“Nothing is so painful to the human mind as a great and sudden change” wrote Mary Wollstonecraft Shelley in Frankenstein. Words that will resonate with anyone who’s had new technology foisted on them at work.
Organizational change–including digital transformation–is more doomed to failure than many may realize, even with growing numbers of millennials in workplaces. Gartner research found that half of all change initiatives fail, while 16% get mixed results. Only 34% are clear successes.
This year 44% of businesses plan to increase their tech spend, and business adoption of AI-powered tech is expected to triple by 2021, according to a survey of IT buyers in companies across North America and Europe by Spiceworks. Gartner predicts that 69% of routine work currently done by managers will be fully automated by as soon as 2024.
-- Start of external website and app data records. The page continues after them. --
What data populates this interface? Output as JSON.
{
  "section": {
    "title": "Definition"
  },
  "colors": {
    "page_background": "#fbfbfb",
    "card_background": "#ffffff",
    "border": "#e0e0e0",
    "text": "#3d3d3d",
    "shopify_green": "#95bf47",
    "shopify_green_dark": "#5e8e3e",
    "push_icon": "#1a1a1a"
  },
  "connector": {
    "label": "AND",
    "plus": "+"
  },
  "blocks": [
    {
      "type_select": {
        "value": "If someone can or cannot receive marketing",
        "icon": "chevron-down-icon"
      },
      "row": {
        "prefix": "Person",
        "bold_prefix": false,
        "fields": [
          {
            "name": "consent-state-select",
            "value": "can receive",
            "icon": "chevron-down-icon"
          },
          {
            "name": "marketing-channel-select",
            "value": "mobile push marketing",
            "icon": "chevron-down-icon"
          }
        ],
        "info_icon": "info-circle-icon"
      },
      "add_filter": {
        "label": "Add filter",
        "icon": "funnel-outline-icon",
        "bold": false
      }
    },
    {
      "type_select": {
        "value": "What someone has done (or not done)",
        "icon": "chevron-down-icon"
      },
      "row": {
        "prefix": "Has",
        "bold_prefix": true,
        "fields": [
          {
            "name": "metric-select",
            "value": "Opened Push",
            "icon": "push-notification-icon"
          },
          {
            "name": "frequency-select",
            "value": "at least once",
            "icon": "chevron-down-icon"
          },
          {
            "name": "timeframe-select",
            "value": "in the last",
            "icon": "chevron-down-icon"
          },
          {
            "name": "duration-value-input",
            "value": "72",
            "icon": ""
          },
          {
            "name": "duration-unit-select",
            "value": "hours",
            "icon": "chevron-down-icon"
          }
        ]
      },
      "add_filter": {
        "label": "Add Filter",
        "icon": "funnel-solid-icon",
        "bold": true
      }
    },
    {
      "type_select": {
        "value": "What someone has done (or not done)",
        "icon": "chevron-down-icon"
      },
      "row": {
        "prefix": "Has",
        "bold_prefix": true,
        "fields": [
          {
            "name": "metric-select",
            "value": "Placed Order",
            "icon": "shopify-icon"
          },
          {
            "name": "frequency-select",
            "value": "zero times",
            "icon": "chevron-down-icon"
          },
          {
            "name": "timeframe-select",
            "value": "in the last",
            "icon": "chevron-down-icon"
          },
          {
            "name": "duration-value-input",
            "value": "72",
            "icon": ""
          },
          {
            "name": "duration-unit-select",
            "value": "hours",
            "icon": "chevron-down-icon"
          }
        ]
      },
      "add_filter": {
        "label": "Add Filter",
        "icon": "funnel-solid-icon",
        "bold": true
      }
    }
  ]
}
And yet, research by Leadership IQ found that top executives are far more likely to be happy about leaving their comfort zones (42%) than frontline employees (22%) and middle managers (34%).
In other words, the less senior the worker, the less happy they’ll feel about getting to grips with new software. So, how can forward-thinking businesses avoid picketing employees? And, more likely, how can they prevent staff from inhabiting that perilous middle ground where they’re dragging their heels?
Career services manager William Ratliff has led teams at Employment Boost through periods of tech change, a job he describes as “difficult, no matter how much time a proposed improvement can save”. He recalls: “When I joined the firm in 2018, we were anticipating and experiencing explosive growth, and the existing patchwork of processes and protocols were breaking under the pressure.”
He believes demonstrating the incentives for switching to new technology is key for getting buy-in for operational and procedural changes both large and small. Ratliff remembers a time when the company’s sales team was “deeply entrenched in its ways”. He adds: “Scheduling hadn’t been meaningfully updated in years, and any alteration required the sales team to lose some control of the process.”
To make the transition as seamless as possible, they built a custom, internal portal for the sales team to use. He says: “We worked to minimize the intrusiveness of the change while making any new steps extremely simple, and we designed the new workflow with the sales process in mind. Can the rep navigate the new platform while on the phone? Will they have everything they need to accommodate customer needs? Once the time savings were clear, the sales team was enthusiastic about having more time to make calls and close sales.”
Chris Osborn, CEO and founder of VectorOne warns that employees who are kept in the dark will start to shape their own false narrative about how technology is going to adversely impact their jobs. He explains: “Often, the profile of those who feel the most reluctant of new technology are employees who are not connected to ‘why’ they do what they do. They simply know ‘what’ they do.”
To steer reluctant staff members through a period of digital change, Osborn says, you must paint a picture for them using a custom narrative. He warns: “Blanket announcements and statements of pending change, along with guarding information to keep it away from the masses, only widens the gap between the have and the have nots.”
Articulating to each position the benefits and potential pitfalls of the new technology should be a part of your project plan, he says.
Bridget Karlin, global chief technology officer at IBM, says companies need to get employees excited about what new technologies could help them achieve. She explains: “If we are going to ask our teams to make changes to their methods, we must first get them excited about how they are now positioned to deliver and support our clients better and faster, while also reducing silos, giving cross-office teams a more significant opportunity to collaborate and build on top of each other’s work. Automation methods, in their simplest form, free up individuals to be more innovative and focus on higher-value more stimulating work.”
Karlin remembers one example that caused a ripple effect in her team during IBM’s $34BN acquisition of software company Red Hat in 2019, when the team was in a position to start using its new automation tools. She explains: “A customer asked one of our team members to restart a service task on over 173 systems and provided a list of all the systems that needed this restart. He was able to use Red Hat’s Ansible automation tool to support this task and cut his process time by 50%.”
Training up staff to use new technology is a given, but Matt McLain, director of talent development at Save A Lot food stores says it needs to condense only the most important information, be tailored to the audience and delivered on mobile for convenience. He explains: “Our store teams were largely Millennial, but Gen X and Boomers prevailed in distribution centers, so we tailored our micro-content to different audience types to set them up for maximum success.
“Like almost all retailers, our operating model doesn’t work with a training program that places teams back of house on an aging computer in busy break rooms to slug their way through a 30-minute lesson. Our Gen Y and Z workforce needed knowledge on-demand, in the context of the task at hand.”
As such, the company has turned to video, producing one to two per month to explain new tech and new procedures. McLain recalls: “When communicating a new standard operating procedure for Amazon lockers arriving in our stores, we were able to transform an eight-page program guide into a 90-second video, and our teams answered questions faster and retained information better post-launch.”
He also advises keeping content hyper-relevant: “In every piece of training we develop, we also communicate ‘what this means to you,’ whether it’s labor savings or a metric that will impact a bonus, and that deepens engagement and helps our teams deepen their business acumen and have a sense of shared fate with the business.”